Electrical upgrades are rarely one of the first things that most homeowners consider when remodeling or putting an addition onto their home. Modern electrical systems are reliable and robust, which means that it often seems unnecessary to perform major upgrades. While this is generally true, an upgrade is worth considering any time you are changing or adding new branch circuits to your home. A common way to upgrade electrical service is to add a new subpanel.
What Is a Subpanel?

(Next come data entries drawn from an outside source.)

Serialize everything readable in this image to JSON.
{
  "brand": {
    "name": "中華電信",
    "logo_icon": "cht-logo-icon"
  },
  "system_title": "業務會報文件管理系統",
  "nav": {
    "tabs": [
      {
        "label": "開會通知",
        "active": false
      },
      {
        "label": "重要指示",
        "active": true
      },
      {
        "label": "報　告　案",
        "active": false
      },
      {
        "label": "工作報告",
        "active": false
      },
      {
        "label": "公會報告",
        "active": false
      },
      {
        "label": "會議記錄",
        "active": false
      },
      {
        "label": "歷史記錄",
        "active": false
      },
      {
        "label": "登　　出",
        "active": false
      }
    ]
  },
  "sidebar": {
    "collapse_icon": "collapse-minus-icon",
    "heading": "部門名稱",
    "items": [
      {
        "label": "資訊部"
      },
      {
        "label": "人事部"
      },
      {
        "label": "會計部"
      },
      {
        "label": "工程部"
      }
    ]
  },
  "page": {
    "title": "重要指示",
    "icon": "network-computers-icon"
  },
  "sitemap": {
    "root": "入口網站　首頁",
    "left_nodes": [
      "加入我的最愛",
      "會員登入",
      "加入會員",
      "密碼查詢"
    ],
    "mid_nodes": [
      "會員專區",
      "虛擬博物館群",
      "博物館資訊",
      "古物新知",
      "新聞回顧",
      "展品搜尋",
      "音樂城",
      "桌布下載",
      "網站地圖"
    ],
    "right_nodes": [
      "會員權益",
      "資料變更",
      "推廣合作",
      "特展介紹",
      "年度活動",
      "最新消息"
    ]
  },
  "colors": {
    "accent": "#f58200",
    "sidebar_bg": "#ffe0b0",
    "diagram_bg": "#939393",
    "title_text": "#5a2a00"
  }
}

The purpose of your home's main electrical panel is to distribute the mains electricity entering your house into individual branch circuits. Depending on the design of your home's electrical system, each branch may supply power to one or more rooms. In some cases, a branch may be dedicated to a single appliance as well. Each of the branch circuits has its own circuit breaker within the main electrical panel. A subpanel is simply a smaller "child" service panel which branches from the main panel and provides a single point of origin for multiple branch circuits.
Note that subpanels are still part of the home's main electrical system. The subpanel is fed by a circuit in the main panel, so metering for branch circuits that originate with the subpanel is still on the home's main circuit. For separate metering (such as might be desirable for rental units), additional steps are necessary. Instead, subpanels are typically used in a few different scenarios for single-family homes.
Additions May Require a New Subpanel
It is typical to install a subpanel for an addition if there is no longer physical space available in the main panel for the new branch circuits. Replacing the main service panel can be a significantly more expensive and disruptive job than simply adding a new subpanel, so this upgrade commonly allows homeowners to save some money. Although adding additional branch circuits to the main panel is still preferable if possible, the use of a subpanel does allow the addition's electrical circuits to be cleanly separated from those used for the rest of the house.
Separate Areas May Not Have Access to the Main Panel
Although subpanels alone are not sufficient to separate your electrical needs for a rental unit, there may be situations where accessing the main panel is difficult. One example would be if your home includes an in-law apartment or other separate living space that is still billed with your home's regular electrical service. In these cases, a subpanel inside the separate living space makes sense so that its occupant does not need to have access to the main panel in the event that a breaker trips. Adding a subpanel in this situation also makes it significantly easier to add separately metered service later should you decide to use the extra space as a rental unit.
Subpanels Can Reduce Overcrowding in the Main Panel
Finally, subpanels are sometimes added as a way to deal with an overcrowded main service panel. Overcrowding is not necessarily a hazard in and of itself, but too many branch circuits on a single panel may sometimes create a hazard or a local code violation. These issues are usually discovered by electricians when performing some other service on the panel, and the addition of a subpanel can be a cost-effective way to mitigate the problem. By moving one or more of the existing branch circuits to a subpanel, the wiring in the main panel can be cleaned up and brought back into code.
Contact your local panel service upgrades team to learn more.